I loved Mario, but Sonic blew my face off. I remember standing in a Sam's Club, watching a demo of the game being played on a large television. The colors, the sounds, the speed, it was like sending my brain through a worm tunnel to some far off galaxy. I finally got the game and system for my birthday some time later, and was hooked. It was the first game I ever woke up early to play BEFORE going to school. I knew I wanted to do something Sonic-related, but wasn't sure what. I didn't want to do something stereotypical. I got stuck on Robotnik, because I found it so interesting that he was the only human being present in the original Genesis-era games. Additionally, he was the very definition of evil. In a world of cute Hedgehogs and Foxes, there was a depth there to mine. So, I made Robotnik the ugliest of humanity. Pimples, drool, foodstains, he's grease and oil and darkness incarnate.
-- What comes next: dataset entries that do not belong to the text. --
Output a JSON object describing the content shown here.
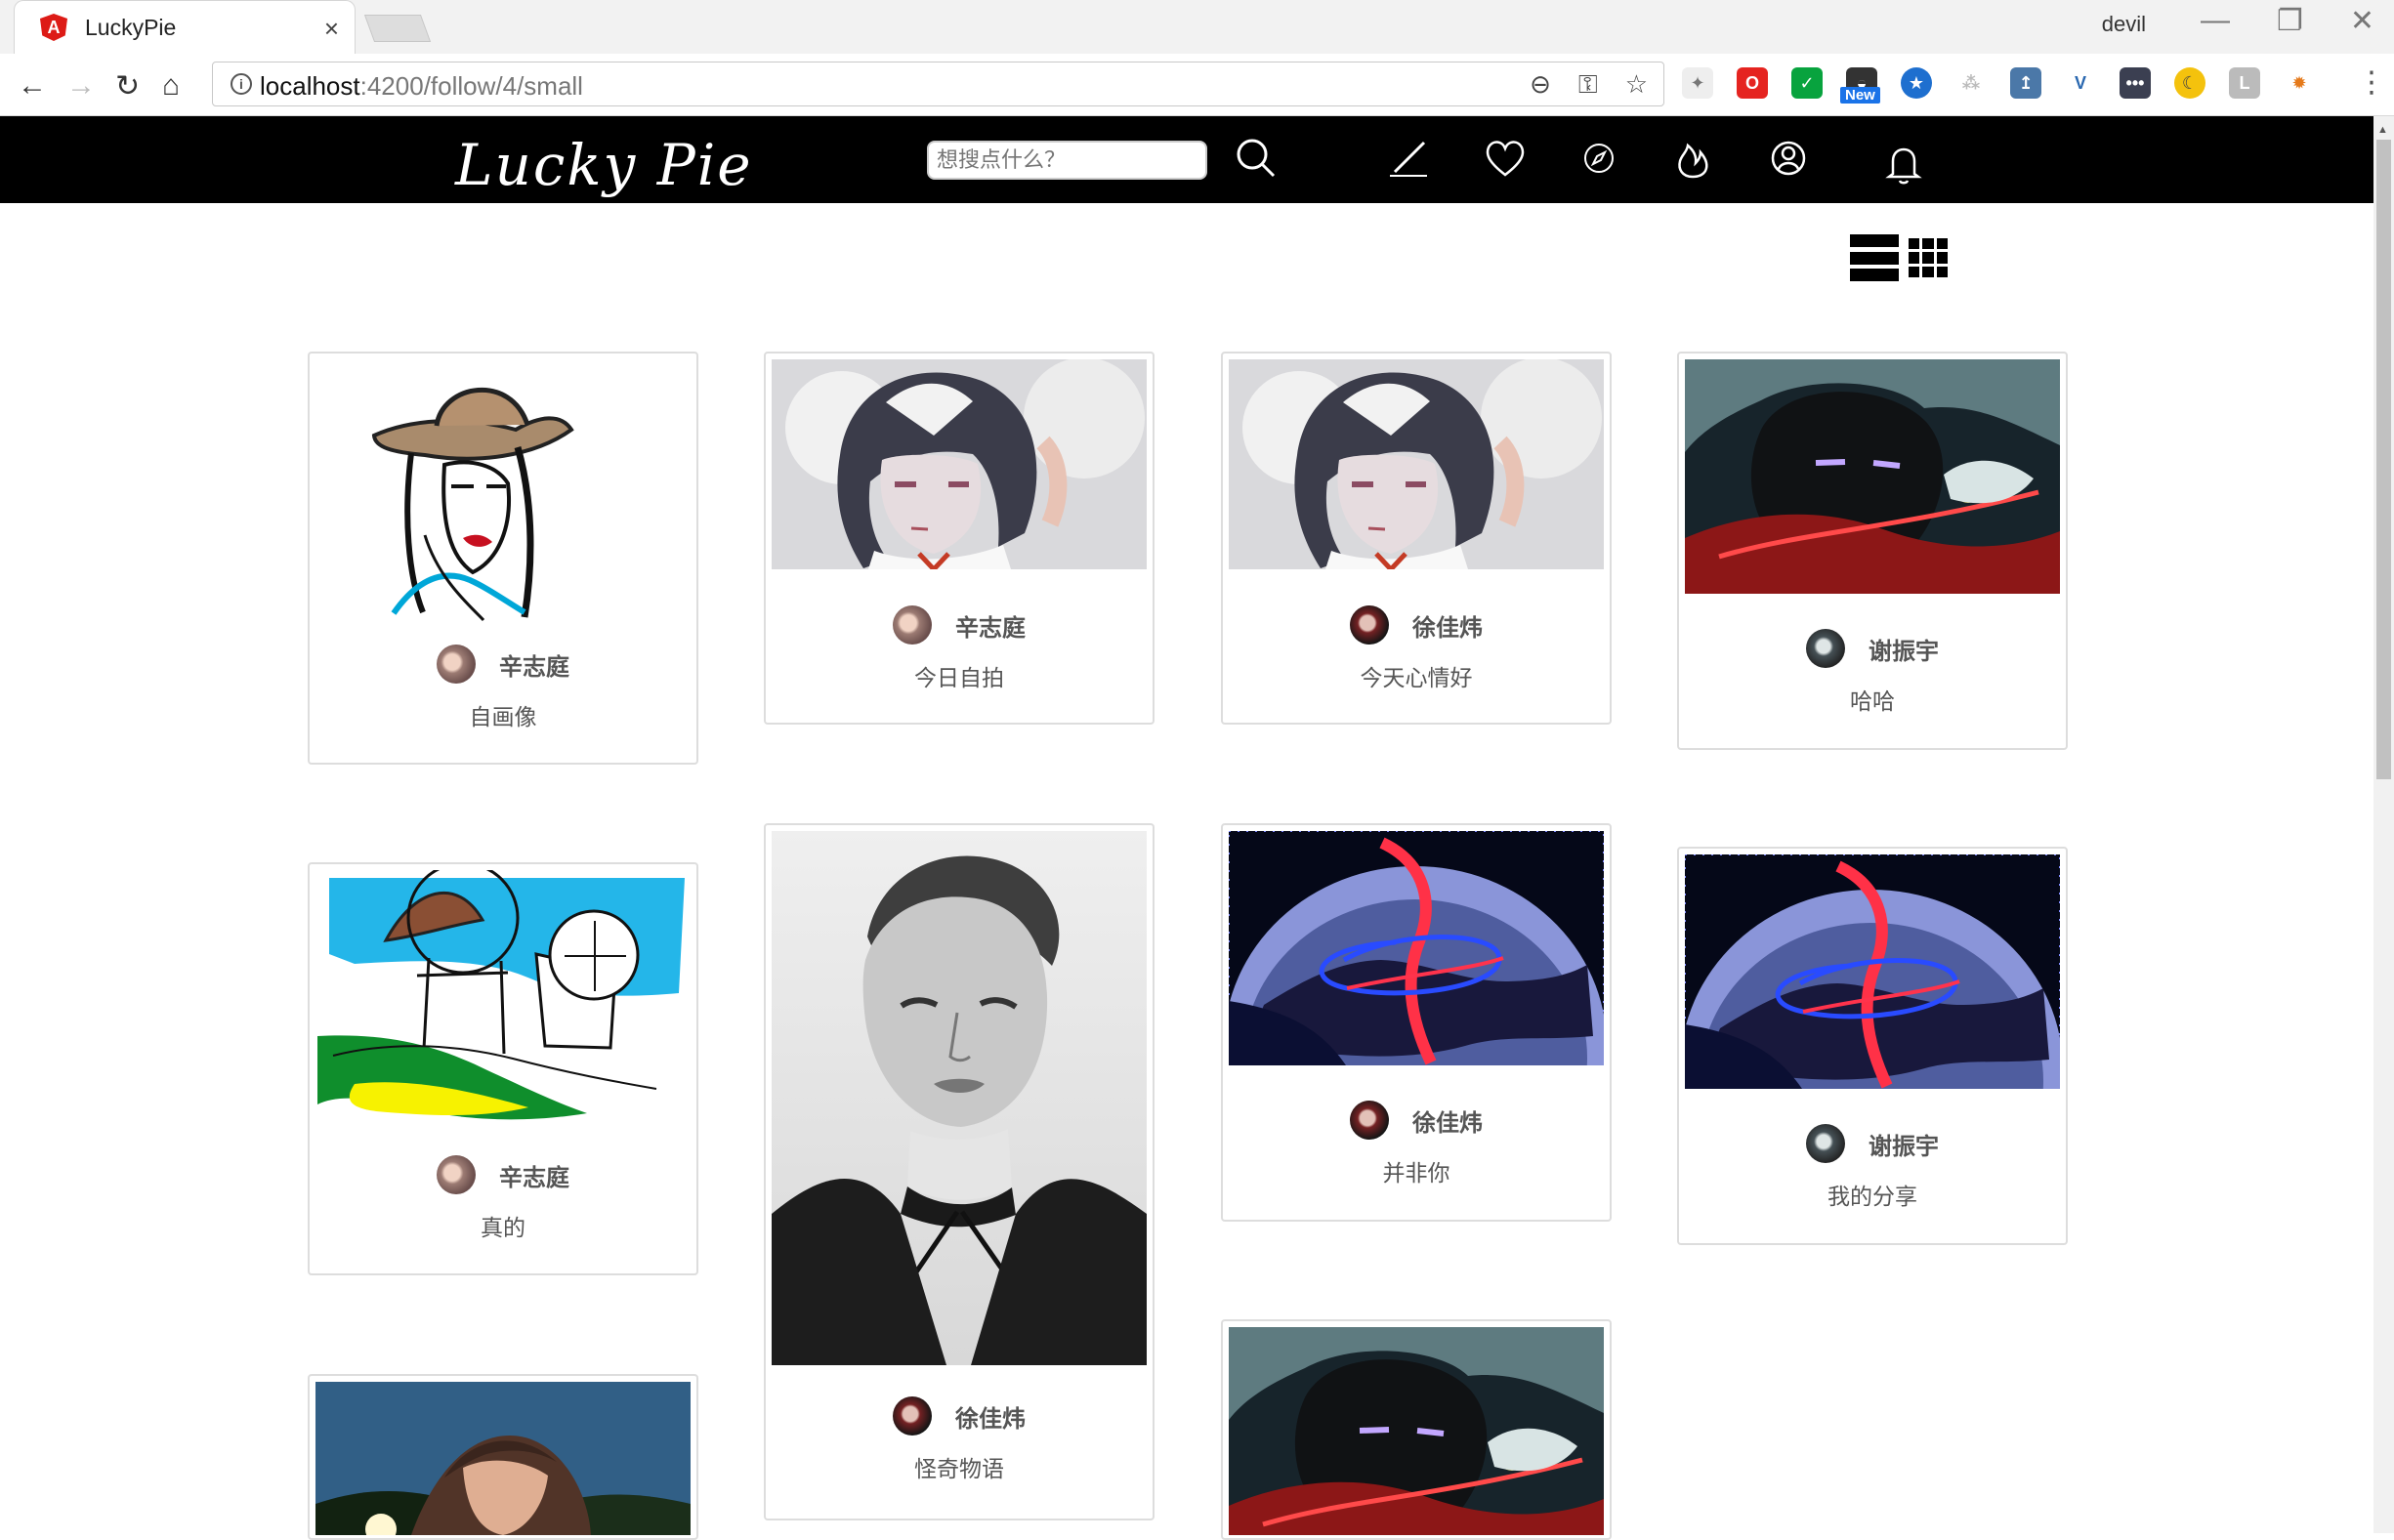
{
  "browser": {
    "tab_title": "LuckyPie",
    "tab_close": "×",
    "profile_name": "devil",
    "window_controls": [
      "—",
      "❐",
      "✕"
    ],
    "url_host": "localhost",
    "url_path": ":4200/follow/4/small",
    "new_badge": "New"
  },
  "app": {
    "logo": "Lucky Pie",
    "search_placeholder": "想搜点什么？",
    "icons": [
      "search-icon",
      "pen-icon",
      "heart-icon",
      "compass-icon",
      "flame-icon",
      "user-icon",
      "bell-icon"
    ]
  },
  "cards": [
    {
      "author": "辛志庭",
      "caption": "自画像"
    },
    {
      "author": "辛志庭",
      "caption": "今日自拍"
    },
    {
      "author": "徐佳炜",
      "caption": "今天心情好"
    },
    {
      "author": "谢振宇",
      "caption": "哈哈"
    },
    {
      "author": "辛志庭",
      "caption": "真的"
    },
    {
      "author": "徐佳炜",
      "caption": "怪奇物语"
    },
    {
      "author": "徐佳炜",
      "caption": "并非你"
    },
    {
      "author": "谢振宇",
      "caption": "我的分享"
    },
    {
      "author": "",
      "caption": ""
    },
    {
      "author": "",
      "caption": ""
    }
  ],
  "colors": {
    "header_bg": "#000000",
    "text": "#555555",
    "angular_red": "#dd1b16"
  }
}
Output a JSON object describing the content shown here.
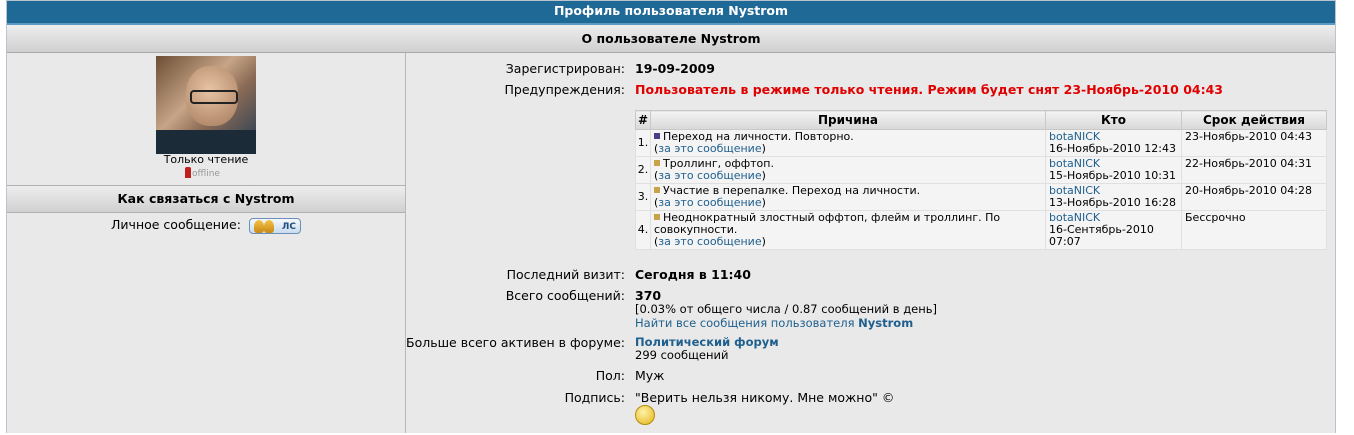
{
  "header": {
    "title": "Профиль пользователя Nystrom",
    "subtitle": "О пользователе Nystrom"
  },
  "left": {
    "rank": "Только чтение",
    "status": "offline",
    "contact_title": "Как связаться с Nystrom",
    "pm_label": "Личное сообщение:",
    "pm_button": "ЛС"
  },
  "info": {
    "registered_label": "Зарегистрирован:",
    "registered_value": "19-09-2009",
    "warnings_label": "Предупреждения:",
    "warnings_value": "Пользователь в режиме только чтения. Режим будет снят 23-Ноябрь-2010 04:43",
    "last_visit_label": "Последний визит:",
    "last_visit_value": "Сегодня в 11:40",
    "posts_label": "Всего сообщений:",
    "posts_value": "370",
    "posts_stats": "[0.03% от общего числа / 0.87 сообщений в день]",
    "find_posts_prefix": "Найти все сообщения пользователя ",
    "find_posts_user": "Nystrom",
    "active_label": "Больше всего активен в форуме:",
    "active_forum": "Политический форум",
    "active_count": "299 сообщений",
    "gender_label": "Пол:",
    "gender_value": "Муж",
    "signature_label": "Подпись:",
    "signature_value": "\"Верить нельзя никому. Мне можно\" ©"
  },
  "warnings_table": {
    "headers": [
      "#",
      "Причина",
      "Кто",
      "Срок действия"
    ],
    "link_text": "за это сообщение",
    "rows": [
      {
        "num": "1.",
        "reason": "Переход на личности. Повторно.",
        "who": "botaNICK",
        "when": "16-Ноябрь-2010 12:43",
        "expires": "23-Ноябрь-2010 04:43",
        "color": "#4b3d8c"
      },
      {
        "num": "2.",
        "reason": "Троллинг, оффтоп.",
        "who": "botaNICK",
        "when": "15-Ноябрь-2010 10:31",
        "expires": "22-Ноябрь-2010 04:31",
        "color": "#c9a24a"
      },
      {
        "num": "3.",
        "reason": "Участие в перепалке. Переход на личности.",
        "who": "botaNICK",
        "when": "13-Ноябрь-2010 16:28",
        "expires": "20-Ноябрь-2010 04:28",
        "color": "#c9a24a"
      },
      {
        "num": "4.",
        "reason": "Неоднократный злостный оффтоп, флейм и троллинг. По совокупности.",
        "who": "botaNICK",
        "when": "16-Сентябрь-2010 07:07",
        "expires": "Бессрочно",
        "color": "#c9a24a"
      }
    ]
  }
}
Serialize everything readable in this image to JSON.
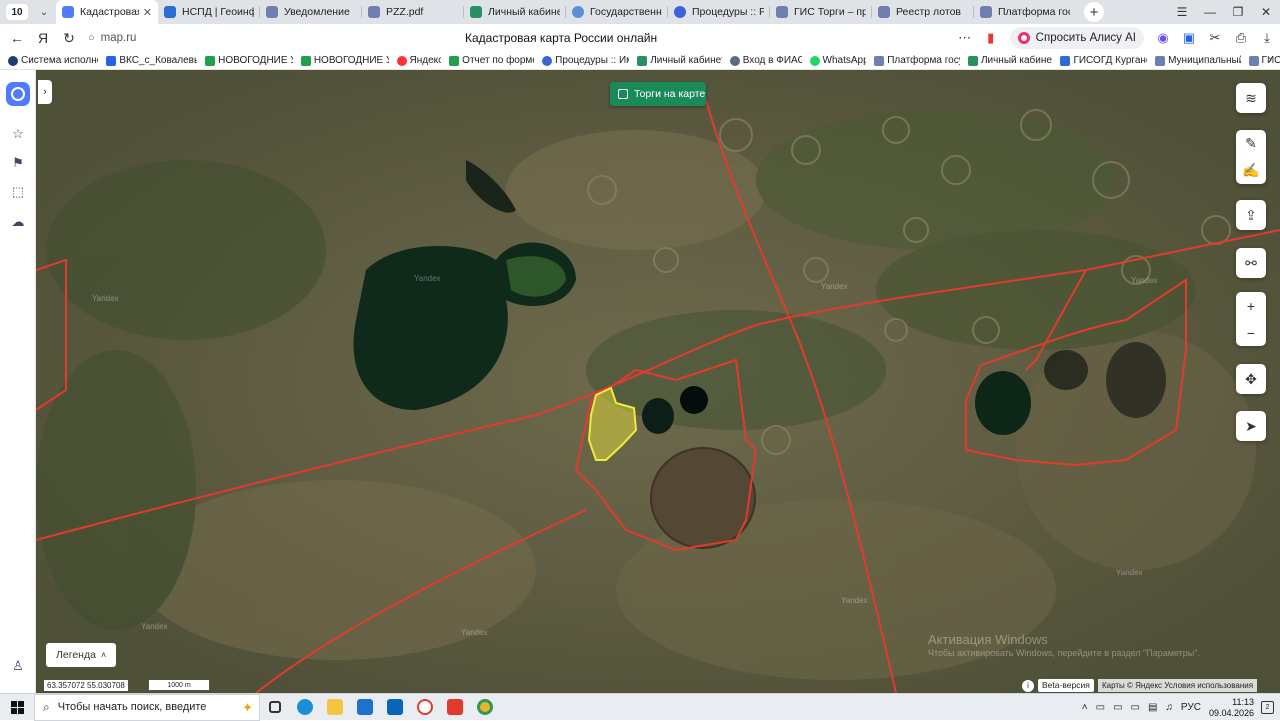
{
  "browser": {
    "tab_count": "10",
    "tabs": [
      {
        "label": "Кадастровая к",
        "icon": "yandex-maps-icon",
        "color": "#4f7cff",
        "active": true
      },
      {
        "label": "НСПД | Геоинфор",
        "icon": "nspd-icon",
        "color": "#2b6cd6"
      },
      {
        "label": "Уведомление",
        "icon": "emblem-icon",
        "color": "#6e7fb0"
      },
      {
        "label": "PZZ.pdf",
        "icon": "emblem-icon",
        "color": "#6e7fb0"
      },
      {
        "label": "Личный кабинет",
        "icon": "square-icon",
        "color": "#2a8f63"
      },
      {
        "label": "Государственный",
        "icon": "globe-icon",
        "color": "#5d8fd8"
      },
      {
        "label": "Процедуры :: Реа",
        "icon": "procedures-icon",
        "color": "#3c64d8"
      },
      {
        "label": "ГИС Торги – прод",
        "icon": "emblem-icon",
        "color": "#6e7fb0"
      },
      {
        "label": "Реестр лотов",
        "icon": "emblem-icon",
        "color": "#6e7fb0"
      },
      {
        "label": "Платформа госуд",
        "icon": "emblem-icon",
        "color": "#6e7fb0"
      }
    ],
    "url": "map.ru",
    "page_title": "Кадастровая карта России онлайн",
    "alice_label": "Спросить Алису AI"
  },
  "bookmarks": [
    {
      "label": "Система исполне",
      "color": "#1c3d6e"
    },
    {
      "label": "ВКС_с_Ковалевы",
      "color": "#2563eb"
    },
    {
      "label": "НОВОГОДНИЕ У",
      "color": "#22a04a"
    },
    {
      "label": "НОВОГОДНИЕ У",
      "color": "#22a04a"
    },
    {
      "label": "Яндекс",
      "color": "#f33"
    },
    {
      "label": "Отчет по форме",
      "color": "#22a04a"
    },
    {
      "label": "Процедуры :: Им",
      "color": "#3c64d8"
    },
    {
      "label": "Личный кабинет",
      "color": "#2a8f63"
    },
    {
      "label": "Вход в ФИАС",
      "color": "#5d6b80"
    },
    {
      "label": "WhatsApp",
      "color": "#25d366"
    },
    {
      "label": "Платформа госу",
      "color": "#6e7fb0"
    },
    {
      "label": "Личный кабинет",
      "color": "#2a8f63"
    },
    {
      "label": "ГИСОГД Курганс",
      "color": "#2b6cd6"
    },
    {
      "label": "Муниципальный",
      "color": "#6e7fb0"
    },
    {
      "label": "ГИС",
      "color": "#6e7fb0"
    }
  ],
  "map": {
    "auction_toggle_label": "Торги на карте",
    "legend_label": "Легенда",
    "coordinates": "63.357072 55.030708",
    "scale_label": "1000 m",
    "beta_label": "Beta-версия",
    "copyright": "Карты © Яндекс   Условия использования",
    "watermark_title": "Активация Windows",
    "watermark_text": "Чтобы активировать Windows, перейдите в раздел \"Параметры\".",
    "map_label": "Yandex",
    "colors": {
      "boundary": "#e23b2e",
      "selected_parcel": "#f2ea3a"
    }
  },
  "taskbar": {
    "search_placeholder": "Чтобы начать поиск, введите",
    "language": "РУС",
    "time": "11:13",
    "date": "09.04.2026",
    "notifications": "2"
  }
}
Well, you made it to the end of thos (very) wordy artblog. I hope you enjoyed it, I certainly did. These pieces were not just good practice, or good portfolio, they were trips back to my childhood. I think that made the brush move just a little bit smoother... a little bit more magically. Videogames. Is there anything they can't do?
- Since this is an "odd" numbered entry, this counts as a variant piece as assets were reused (similar to Slow Your Beast Roll CE and Bearhug (Mech Zangeif).
- First of the New Challenger entries to be in a horizontal layout
- Although I directly wanted to reuse many of the assets (to play on the reuse of assets in Street Fighter II), I wanted there to be subtle differences. Thus, the blue drop shadow is slightly different in the two pieces, and Ken has shading in his hair whereas Ryu does not.
- I was having a huge issue getting the Hadoken pose down correctly, so I actually worked directly over the sprites used in Street Fighter II.
Next entree (whenever it drops), will be a singular one (next variant will likely be Vega). Out of the remaining Super Street Fighter II cast, who would you like to see next?
Man, oh man. Hello there. Been awhile, hasn't it? Seems so. Miss me? I sure missed you. Isn't it awesome when life gets so busy you can barely find "me time", which for yours truly translates directly into "art time"? Yeah, that's so awesome.
Anyway, enough bitchy chit chat! We're here for doodles! (remember to click the RED for big)
First up is Gilgamesh, as requested by Krow. Having only played through Final Fantasy VII completely, and being rather unfamiliar with the other installments in the series, I wasn't that familiar with this character. So, that explains why it's not an exact 1:1 of the true design. I sort of went a little wild and crazy, playing up the cloak and angles.
This one is called Are We Red?. I wanted to do something really odd and layered. So, I did. Please feel free to print multiple copies of this out and paste it all over the bathroom for your roommate to come home to.
Ugh. Okay, first of all, yes, Dexter is an awesome show. Absolutely love it. So, when I decided to try my hand at developing a promotional poster, it was a surefire go. Only I kind of hate how this came out. There's something good there... just not what I wanted. This is probably going to be v 1.0, and normally I wouldn't even post something that I don't really like, but I spent too goddamn much time on this just to have it sit on my hard drive. C'est La Vie, yes?